→ **YOUR ASSIGNMENT**:
In the entries below, identify every line with the string "сборка" and copy it.

→ **DATA FOR THIS EXERCISE**:
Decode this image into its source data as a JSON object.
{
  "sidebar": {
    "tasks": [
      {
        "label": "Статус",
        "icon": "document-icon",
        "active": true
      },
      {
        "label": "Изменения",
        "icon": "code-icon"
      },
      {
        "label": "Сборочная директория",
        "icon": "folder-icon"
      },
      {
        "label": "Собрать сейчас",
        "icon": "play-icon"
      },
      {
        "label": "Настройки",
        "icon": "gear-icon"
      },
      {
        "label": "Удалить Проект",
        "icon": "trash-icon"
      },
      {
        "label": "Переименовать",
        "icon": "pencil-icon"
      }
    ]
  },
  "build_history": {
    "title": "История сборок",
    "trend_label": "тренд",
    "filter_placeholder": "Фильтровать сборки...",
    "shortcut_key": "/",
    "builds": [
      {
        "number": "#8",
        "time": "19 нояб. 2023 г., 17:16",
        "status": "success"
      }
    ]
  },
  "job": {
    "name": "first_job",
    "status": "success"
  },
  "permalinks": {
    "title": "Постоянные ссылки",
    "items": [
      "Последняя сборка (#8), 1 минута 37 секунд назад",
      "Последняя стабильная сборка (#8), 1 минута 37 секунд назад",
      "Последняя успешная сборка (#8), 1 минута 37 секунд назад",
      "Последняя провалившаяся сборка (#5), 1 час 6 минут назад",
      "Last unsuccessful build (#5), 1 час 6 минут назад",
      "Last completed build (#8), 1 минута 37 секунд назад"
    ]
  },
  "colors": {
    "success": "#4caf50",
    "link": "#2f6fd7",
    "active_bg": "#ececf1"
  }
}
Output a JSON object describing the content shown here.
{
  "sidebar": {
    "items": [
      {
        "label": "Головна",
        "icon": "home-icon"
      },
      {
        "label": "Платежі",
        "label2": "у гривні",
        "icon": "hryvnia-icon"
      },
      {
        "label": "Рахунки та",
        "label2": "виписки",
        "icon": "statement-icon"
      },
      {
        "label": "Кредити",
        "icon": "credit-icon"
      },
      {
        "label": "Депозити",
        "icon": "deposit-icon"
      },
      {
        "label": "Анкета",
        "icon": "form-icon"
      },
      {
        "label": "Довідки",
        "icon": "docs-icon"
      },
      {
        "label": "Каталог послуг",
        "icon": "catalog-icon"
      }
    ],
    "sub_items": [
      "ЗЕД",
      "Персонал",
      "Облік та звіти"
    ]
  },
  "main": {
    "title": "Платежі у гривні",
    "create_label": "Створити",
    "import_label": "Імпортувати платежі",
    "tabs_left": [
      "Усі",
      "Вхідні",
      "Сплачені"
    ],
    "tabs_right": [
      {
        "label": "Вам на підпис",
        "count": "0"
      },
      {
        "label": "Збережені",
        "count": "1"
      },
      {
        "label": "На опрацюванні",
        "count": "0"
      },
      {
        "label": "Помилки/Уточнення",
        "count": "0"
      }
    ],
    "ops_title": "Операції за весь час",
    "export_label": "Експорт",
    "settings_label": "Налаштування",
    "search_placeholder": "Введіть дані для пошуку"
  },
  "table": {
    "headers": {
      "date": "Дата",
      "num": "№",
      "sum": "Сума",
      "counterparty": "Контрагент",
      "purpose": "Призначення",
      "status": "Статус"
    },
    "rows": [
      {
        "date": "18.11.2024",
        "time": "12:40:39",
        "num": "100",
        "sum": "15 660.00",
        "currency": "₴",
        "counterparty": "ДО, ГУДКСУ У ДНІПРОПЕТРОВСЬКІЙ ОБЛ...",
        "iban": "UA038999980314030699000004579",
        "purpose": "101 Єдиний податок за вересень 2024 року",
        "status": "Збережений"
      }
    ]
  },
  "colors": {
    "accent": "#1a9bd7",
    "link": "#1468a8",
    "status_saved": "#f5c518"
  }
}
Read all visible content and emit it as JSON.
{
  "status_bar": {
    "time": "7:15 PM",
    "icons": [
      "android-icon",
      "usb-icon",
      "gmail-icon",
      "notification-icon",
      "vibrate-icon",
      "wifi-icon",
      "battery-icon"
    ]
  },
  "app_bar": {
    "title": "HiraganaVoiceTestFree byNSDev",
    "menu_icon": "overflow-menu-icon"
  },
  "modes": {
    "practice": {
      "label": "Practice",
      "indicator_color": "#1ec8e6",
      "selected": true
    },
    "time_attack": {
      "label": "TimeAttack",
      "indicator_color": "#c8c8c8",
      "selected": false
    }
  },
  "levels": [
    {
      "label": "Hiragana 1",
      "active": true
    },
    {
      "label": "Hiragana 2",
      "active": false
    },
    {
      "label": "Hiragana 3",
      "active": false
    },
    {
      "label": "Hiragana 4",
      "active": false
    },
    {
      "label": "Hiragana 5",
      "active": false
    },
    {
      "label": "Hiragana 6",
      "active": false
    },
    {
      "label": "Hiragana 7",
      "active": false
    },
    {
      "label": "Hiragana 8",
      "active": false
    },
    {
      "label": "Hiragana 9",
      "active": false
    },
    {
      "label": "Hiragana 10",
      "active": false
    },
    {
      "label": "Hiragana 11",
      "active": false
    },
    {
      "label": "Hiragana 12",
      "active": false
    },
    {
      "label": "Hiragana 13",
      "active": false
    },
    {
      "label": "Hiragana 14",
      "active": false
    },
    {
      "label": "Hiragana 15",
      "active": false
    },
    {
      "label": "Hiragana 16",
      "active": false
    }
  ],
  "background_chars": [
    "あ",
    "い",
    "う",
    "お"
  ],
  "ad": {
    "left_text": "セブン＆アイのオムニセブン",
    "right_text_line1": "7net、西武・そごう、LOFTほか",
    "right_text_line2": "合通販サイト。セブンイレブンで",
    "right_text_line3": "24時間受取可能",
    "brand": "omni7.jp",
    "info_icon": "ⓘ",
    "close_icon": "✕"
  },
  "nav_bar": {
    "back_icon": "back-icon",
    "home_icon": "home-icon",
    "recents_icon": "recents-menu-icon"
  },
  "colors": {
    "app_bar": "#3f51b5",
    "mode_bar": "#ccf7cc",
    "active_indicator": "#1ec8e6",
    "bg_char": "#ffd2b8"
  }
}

→ **ANSWER SPACE**:
      "Последняя сборка (#8), 1 минута 37 секунд назад",
      "Последняя стабильная сборка (#8), 1 минута 37 секунд назад",
      "Последняя успешная сборка (#8), 1 минута 37 секунд назад",
      "Последняя провалившаяся сборка (#5), 1 час 6 минут назад",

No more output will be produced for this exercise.